  4. People want self driving cars. As much as the dream is romantic, majority of the random people I've talked to actually don't want a self driving car. They like to drive themselves and are cautious about technology. They would welcome drive assist features but having a car without a steering wheel is a whole different story. Since the product is not even really available yet, it is not clear to me at all if the demand is there. And even if that demand is currently there, it can easily get demolished by a few tragic accidents with a horror story of somebody inside an autonomous car being killed without any ability to act (particularly if the situation that lead to the crash was actually easy to avoid by a human).
  5. Self driving cars may not be smart enough to handle other humans on the road but soon there will only be self driving cars on the road and therefore it will be much safer. This is really not clear since we are entering the area of nonlinear effects. Even if a single self driving cars is "safer" by some measure than a human driven car, the freeway full of self driving cars may not be any safer than a freeway full of regular cars. There are numerous scenarios, notably: somebody hacks the self driving system leading to a major disruption (best case) or a massive series of horrible accidents (worst case). Or several autonomous cars interacting together lead to horrible mistakes: e.g. cars rely heavily on other cars for lane detection. Some cars begin to drift dragging more cars behind them into a dangerous situation and so on.
  6. Self driving cars will be expensive but it does not matter because they will be shared. Well, ride sharing is certainly a thing, car sharing cannot really take off. People are actually quite used to their car, they have their own custom mess in there. Families have car seats, young males have their fancy audio systems and tuned engines and so on. Self driving/sharing culture is all against that. It may find its niche, but does not seem like it can easily replace our current life style.

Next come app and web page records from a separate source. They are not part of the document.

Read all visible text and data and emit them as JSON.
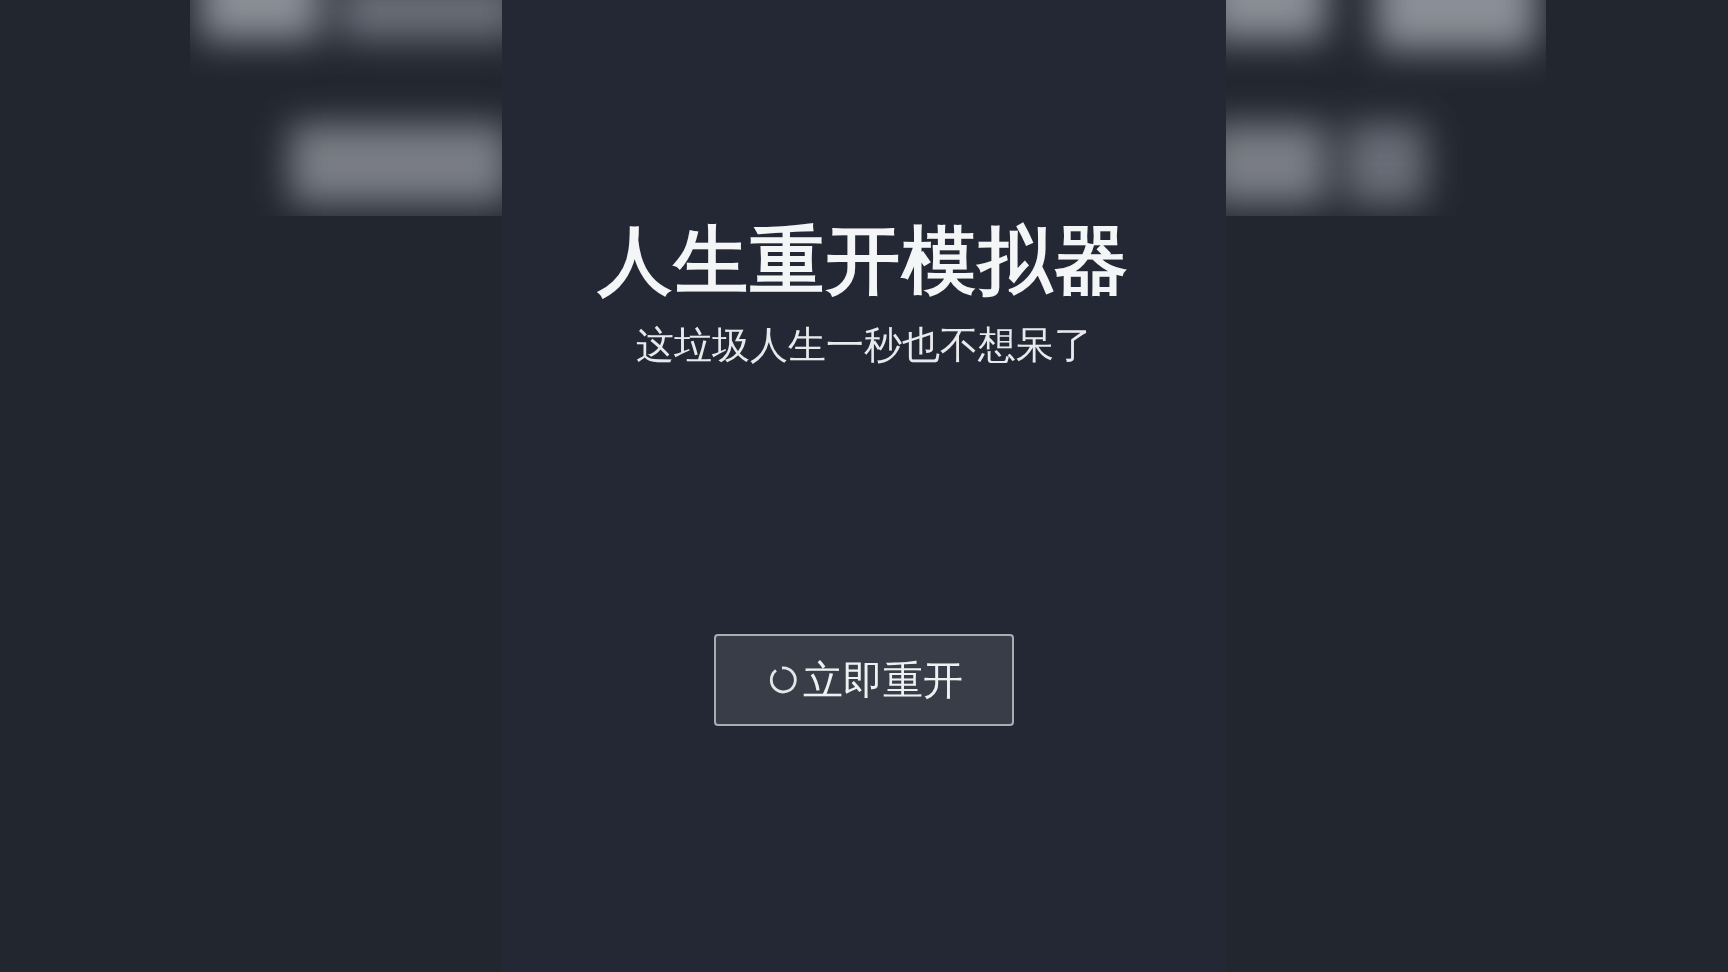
{
  "title": "人生重开模拟器",
  "subtitle": "这垃圾人生一秒也不想呆了",
  "button": {
    "label": "立即重开"
  }
}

I think before we start blowing the hype about the self driving car technology we should seriously start discussing the issues such as above. A lot of the problems with todays traffic congestion/pollution can be fixed by building better public transportation, which in the end might be cheaper, safer and easier to put together, particularly utilising some of the recent technology. The self driving car seems a little bit like a romantic dream from the Jetsons show. Even though seemingly great, deeper down may be a mirage. Not really a solution to a real problem but a costly, semi functional, hype driven caprice.


On Oct 28 2016 decided to cancel their product comma one which was supposed to outfit some cars with a "self driving mode". The cancellation came after a very reasonable letter from NHTSA which expressed concerns over product safety.

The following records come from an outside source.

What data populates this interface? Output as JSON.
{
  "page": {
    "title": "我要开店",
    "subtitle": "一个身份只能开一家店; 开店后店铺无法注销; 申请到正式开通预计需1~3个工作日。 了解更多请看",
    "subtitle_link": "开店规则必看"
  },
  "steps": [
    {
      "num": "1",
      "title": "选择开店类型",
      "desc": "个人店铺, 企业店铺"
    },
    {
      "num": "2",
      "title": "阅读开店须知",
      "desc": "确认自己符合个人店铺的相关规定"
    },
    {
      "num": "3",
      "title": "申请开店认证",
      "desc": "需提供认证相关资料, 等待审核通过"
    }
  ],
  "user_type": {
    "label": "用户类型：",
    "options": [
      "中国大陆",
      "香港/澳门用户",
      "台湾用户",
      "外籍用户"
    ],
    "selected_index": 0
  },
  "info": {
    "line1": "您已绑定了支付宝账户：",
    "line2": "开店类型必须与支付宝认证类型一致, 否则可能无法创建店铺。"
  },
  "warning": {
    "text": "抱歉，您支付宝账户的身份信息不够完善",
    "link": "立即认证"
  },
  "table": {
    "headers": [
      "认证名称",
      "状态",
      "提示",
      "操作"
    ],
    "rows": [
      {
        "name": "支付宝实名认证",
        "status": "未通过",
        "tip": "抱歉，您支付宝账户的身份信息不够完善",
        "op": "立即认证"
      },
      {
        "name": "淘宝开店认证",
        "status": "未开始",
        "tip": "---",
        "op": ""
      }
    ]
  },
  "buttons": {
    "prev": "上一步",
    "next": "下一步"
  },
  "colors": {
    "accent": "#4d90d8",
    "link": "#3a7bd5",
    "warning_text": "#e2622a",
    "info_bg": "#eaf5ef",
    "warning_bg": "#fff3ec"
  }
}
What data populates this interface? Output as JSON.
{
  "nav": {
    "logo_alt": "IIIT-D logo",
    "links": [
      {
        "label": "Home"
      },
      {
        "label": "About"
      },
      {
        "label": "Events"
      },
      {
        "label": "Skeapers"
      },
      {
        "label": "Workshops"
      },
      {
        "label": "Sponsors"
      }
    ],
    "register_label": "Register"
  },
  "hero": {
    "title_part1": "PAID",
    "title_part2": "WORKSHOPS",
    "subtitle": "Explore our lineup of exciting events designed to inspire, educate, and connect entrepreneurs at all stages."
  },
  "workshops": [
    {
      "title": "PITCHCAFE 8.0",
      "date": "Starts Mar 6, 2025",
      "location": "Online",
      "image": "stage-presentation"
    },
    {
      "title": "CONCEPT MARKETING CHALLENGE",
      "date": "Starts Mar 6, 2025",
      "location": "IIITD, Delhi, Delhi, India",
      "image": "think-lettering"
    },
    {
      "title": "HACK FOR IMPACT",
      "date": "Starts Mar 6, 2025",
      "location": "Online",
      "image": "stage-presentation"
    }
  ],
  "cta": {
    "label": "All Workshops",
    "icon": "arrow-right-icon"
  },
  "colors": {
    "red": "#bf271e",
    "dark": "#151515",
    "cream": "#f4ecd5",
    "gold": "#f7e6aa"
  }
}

In addition here are a few videos of Tesla running autopilot crashing into other cars:

The footage that actually cause a fatality of Tesla slamming into a white truck is not available. There is however a picture of the wreck visible here:

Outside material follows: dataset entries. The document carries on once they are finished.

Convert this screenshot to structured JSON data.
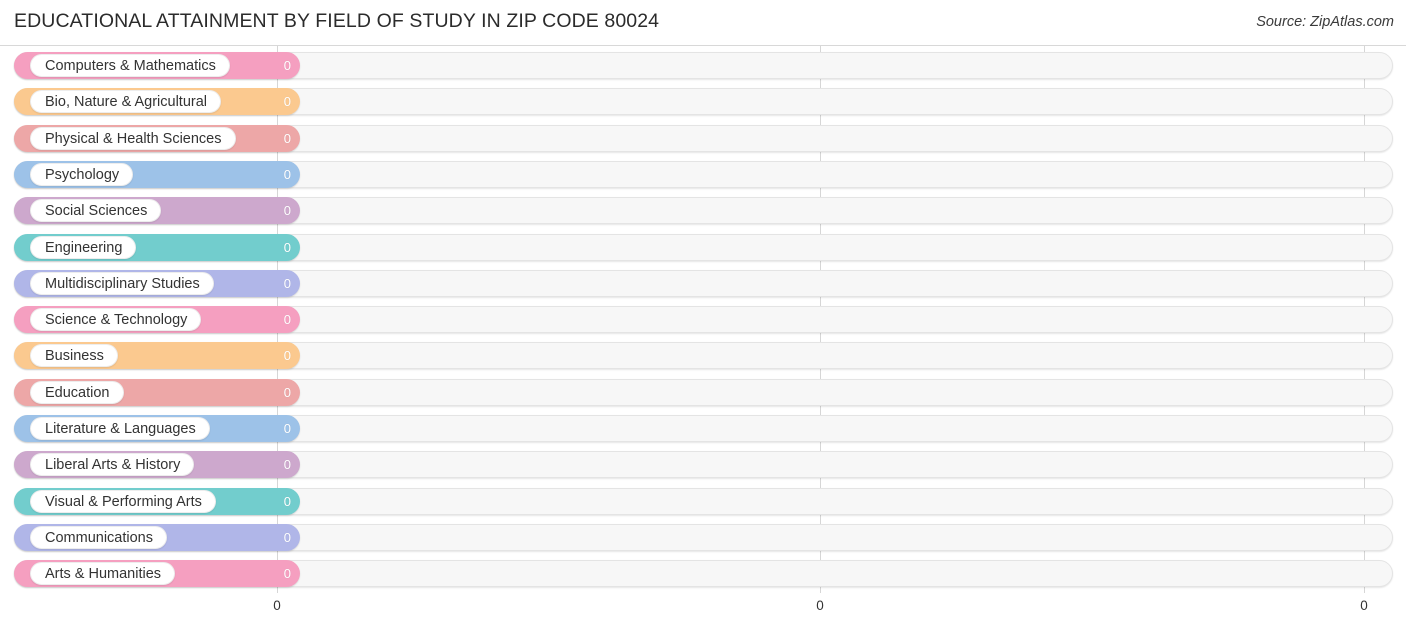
{
  "header": {
    "title": "EDUCATIONAL ATTAINMENT BY FIELD OF STUDY IN ZIP CODE 80024",
    "source": "Source: ZipAtlas.com"
  },
  "chart_data": {
    "type": "bar",
    "orientation": "horizontal",
    "title": "EDUCATIONAL ATTAINMENT BY FIELD OF STUDY IN ZIP CODE 80024",
    "xlabel": "",
    "ylabel": "",
    "xlim": [
      0,
      0
    ],
    "grid": true,
    "legend": false,
    "axis_ticks": [
      "0",
      "0",
      "0"
    ],
    "categories": [
      "Computers & Mathematics",
      "Bio, Nature & Agricultural",
      "Physical & Health Sciences",
      "Psychology",
      "Social Sciences",
      "Engineering",
      "Multidisciplinary Studies",
      "Science & Technology",
      "Business",
      "Education",
      "Literature & Languages",
      "Liberal Arts & History",
      "Visual & Performing Arts",
      "Communications",
      "Arts & Humanities"
    ],
    "values": [
      0,
      0,
      0,
      0,
      0,
      0,
      0,
      0,
      0,
      0,
      0,
      0,
      0,
      0,
      0
    ],
    "value_labels": [
      "0",
      "0",
      "0",
      "0",
      "0",
      "0",
      "0",
      "0",
      "0",
      "0",
      "0",
      "0",
      "0",
      "0",
      "0"
    ],
    "colors": [
      "#f59fc0",
      "#fbc98f",
      "#eda7a7",
      "#9dc2e8",
      "#cda8cd",
      "#72cdcd",
      "#b0b6e8",
      "#f59fc0",
      "#fbc98f",
      "#eda7a7",
      "#9dc2e8",
      "#cda8cd",
      "#72cdcd",
      "#b0b6e8",
      "#f59fc0"
    ]
  }
}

I think enthusiasts of self driving car should watch those movies carefully.